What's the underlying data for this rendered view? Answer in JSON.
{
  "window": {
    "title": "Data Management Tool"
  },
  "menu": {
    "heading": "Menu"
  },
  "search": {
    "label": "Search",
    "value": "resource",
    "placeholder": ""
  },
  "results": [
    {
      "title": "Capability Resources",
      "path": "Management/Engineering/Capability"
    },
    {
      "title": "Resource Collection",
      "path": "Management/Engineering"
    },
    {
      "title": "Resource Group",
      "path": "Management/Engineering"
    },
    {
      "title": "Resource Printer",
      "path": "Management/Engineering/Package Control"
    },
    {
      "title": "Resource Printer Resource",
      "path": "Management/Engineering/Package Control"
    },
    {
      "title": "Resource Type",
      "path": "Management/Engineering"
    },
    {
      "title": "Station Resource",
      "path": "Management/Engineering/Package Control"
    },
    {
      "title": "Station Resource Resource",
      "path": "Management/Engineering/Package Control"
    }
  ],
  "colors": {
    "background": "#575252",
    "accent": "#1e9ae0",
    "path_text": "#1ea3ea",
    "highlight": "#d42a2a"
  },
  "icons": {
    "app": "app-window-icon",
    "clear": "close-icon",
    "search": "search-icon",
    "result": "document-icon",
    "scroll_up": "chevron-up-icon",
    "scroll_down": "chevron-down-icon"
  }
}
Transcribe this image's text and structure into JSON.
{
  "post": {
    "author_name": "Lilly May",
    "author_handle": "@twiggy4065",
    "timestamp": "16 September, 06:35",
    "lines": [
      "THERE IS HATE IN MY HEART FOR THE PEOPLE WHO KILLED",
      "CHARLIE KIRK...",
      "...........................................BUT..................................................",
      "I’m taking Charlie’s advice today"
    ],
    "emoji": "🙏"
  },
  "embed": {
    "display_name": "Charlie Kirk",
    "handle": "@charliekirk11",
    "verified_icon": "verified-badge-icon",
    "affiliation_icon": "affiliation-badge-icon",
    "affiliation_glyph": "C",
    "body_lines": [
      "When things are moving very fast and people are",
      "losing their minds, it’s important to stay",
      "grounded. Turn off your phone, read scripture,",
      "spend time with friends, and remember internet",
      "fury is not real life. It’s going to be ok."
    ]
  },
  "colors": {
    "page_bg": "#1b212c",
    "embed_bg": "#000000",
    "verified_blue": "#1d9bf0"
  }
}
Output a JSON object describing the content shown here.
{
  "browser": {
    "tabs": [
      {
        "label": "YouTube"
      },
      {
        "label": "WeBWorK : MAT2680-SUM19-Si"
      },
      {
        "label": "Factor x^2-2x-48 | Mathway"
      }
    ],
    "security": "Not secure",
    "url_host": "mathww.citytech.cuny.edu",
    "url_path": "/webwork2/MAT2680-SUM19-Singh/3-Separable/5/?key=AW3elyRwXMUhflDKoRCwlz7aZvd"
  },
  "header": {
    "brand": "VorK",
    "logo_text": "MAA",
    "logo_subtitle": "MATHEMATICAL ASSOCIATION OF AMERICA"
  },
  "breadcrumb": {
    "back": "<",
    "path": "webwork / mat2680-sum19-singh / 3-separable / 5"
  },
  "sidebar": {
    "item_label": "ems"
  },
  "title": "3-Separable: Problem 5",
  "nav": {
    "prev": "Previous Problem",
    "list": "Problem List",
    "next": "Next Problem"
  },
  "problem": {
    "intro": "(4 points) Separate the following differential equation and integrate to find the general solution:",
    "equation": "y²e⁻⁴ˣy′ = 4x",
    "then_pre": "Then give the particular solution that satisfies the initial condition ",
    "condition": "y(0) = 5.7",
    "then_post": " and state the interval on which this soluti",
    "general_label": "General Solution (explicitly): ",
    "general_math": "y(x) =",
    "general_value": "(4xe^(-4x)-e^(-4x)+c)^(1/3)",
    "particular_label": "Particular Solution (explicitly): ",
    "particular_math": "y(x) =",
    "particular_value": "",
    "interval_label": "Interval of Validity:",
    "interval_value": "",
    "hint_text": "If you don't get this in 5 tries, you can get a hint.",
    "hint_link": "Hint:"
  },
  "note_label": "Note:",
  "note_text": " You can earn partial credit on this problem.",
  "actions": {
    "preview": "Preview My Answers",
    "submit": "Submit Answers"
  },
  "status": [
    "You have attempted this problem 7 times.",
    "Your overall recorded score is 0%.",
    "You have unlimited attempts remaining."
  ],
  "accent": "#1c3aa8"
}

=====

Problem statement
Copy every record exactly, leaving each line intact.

Task response
What's the underlying data for this rendered view? Answer in JSON.
{
  "window": {
    "title": "Data Management Tool"
  },
  "menu": {
    "heading": "Menu"
  },
  "search": {
    "label": "Search",
    "value": "resource",
    "placeholder": ""
  },
  "results": [
    {
      "title": "Capability Resources",
      "path": "Management/Engineering/Capability"
    },
    {
      "title": "Resource Collection",
      "path": "Management/Engineering"
    },
    {
      "title": "Resource Group",
      "path": "Management/Engineering"
    },
    {
      "title": "Resource Printer",
      "path": "Management/Engineering/Package Control"
    },
    {
      "title": "Resource Printer Resource",
      "path": "Management/Engineering/Package Control"
    },
    {
      "title": "Resource Type",
      "path": "Management/Engineering"
    },
    {
      "title": "Station Resource",
      "path": "Management/Engineering/Package Control"
    },
    {
      "title": "Station Resource Resource",
      "path": "Management/Engineering/Package Control"
    }
  ],
  "colors": {
    "background": "#575252",
    "accent": "#1e9ae0",
    "path_text": "#1ea3ea",
    "highlight": "#d42a2a"
  },
  "icons": {
    "app": "app-window-icon",
    "clear": "close-icon",
    "search": "search-icon",
    "result": "document-icon",
    "scroll_up": "chevron-up-icon",
    "scroll_down": "chevron-down-icon"
  }
}
Transcribe this image's text and structure into JSON.
{
  "post": {
    "author_name": "Lilly May",
    "author_handle": "@twiggy4065",
    "timestamp": "16 September, 06:35",
    "lines": [
      "THERE IS HATE IN MY HEART FOR THE PEOPLE WHO KILLED",
      "CHARLIE KIRK...",
      "...........................................BUT..................................................",
      "I’m taking Charlie’s advice today"
    ],
    "emoji": "🙏"
  },
  "embed": {
    "display_name": "Charlie Kirk",
    "handle": "@charliekirk11",
    "verified_icon": "verified-badge-icon",
    "affiliation_icon": "affiliation-badge-icon",
    "affiliation_glyph": "C",
    "body_lines": [
      "When things are moving very fast and people are",
      "losing their minds, it’s important to stay",
      "grounded. Turn off your phone, read scripture,",
      "spend time with friends, and remember internet",
      "fury is not real life. It’s going to be ok."
    ]
  },
  "colors": {
    "page_bg": "#1b212c",
    "embed_bg": "#000000",
    "verified_blue": "#1d9bf0"
  }
}
Output a JSON object describing the content shown here.
{
  "browser": {
    "tabs": [
      {
        "label": "YouTube"
      },
      {
        "label": "WeBWorK : MAT2680-SUM19-Si"
      },
      {
        "label": "Factor x^2-2x-48 | Mathway"
      }
    ],
    "security": "Not secure",
    "url_host": "mathww.citytech.cuny.edu",
    "url_path": "/webwork2/MAT2680-SUM19-Singh/3-Separable/5/?key=AW3elyRwXMUhflDKoRCwlz7aZvd"
  },
  "header": {
    "brand": "VorK",
    "logo_text": "MAA",
    "logo_subtitle": "MATHEMATICAL ASSOCIATION OF AMERICA"
  },
  "breadcrumb": {
    "back": "<",
    "path": "webwork / mat2680-sum19-singh / 3-separable / 5"
  },
  "sidebar": {
    "item_label": "ems"
  },
  "title": "3-Separable: Problem 5",
  "nav": {
    "prev": "Previous Problem",
    "list": "Problem List",
    "next": "Next Problem"
  },
  "problem": {
    "intro": "(4 points) Separate the following differential equation and integrate to find the general solution:",
    "equation": "y²e⁻⁴ˣy′ = 4x",
    "then_pre": "Then give the particular solution that satisfies the initial condition ",
    "condition": "y(0) = 5.7",
    "then_post": " and state the interval on which this soluti",
    "general_label": "General Solution (explicitly): ",
    "general_math": "y(x) =",
    "general_value": "(4xe^(-4x)-e^(-4x)+c)^(1/3)",
    "particular_label": "Particular Solution (explicitly): ",
    "particular_math": "y(x) =",
    "particular_value": "",
    "interval_label": "Interval of Validity:",
    "interval_value": "",
    "hint_text": "If you don't get this in 5 tries, you can get a hint.",
    "hint_link": "Hint:"
  },
  "note_label": "Note:",
  "note_text": " You can earn partial credit on this problem.",
  "actions": {
    "preview": "Preview My Answers",
    "submit": "Submit Answers"
  },
  "status": [
    "You have attempted this problem 7 times.",
    "Your overall recorded score is 0%.",
    "You have unlimited attempts remaining."
  ],
  "accent": "#1c3aa8"
}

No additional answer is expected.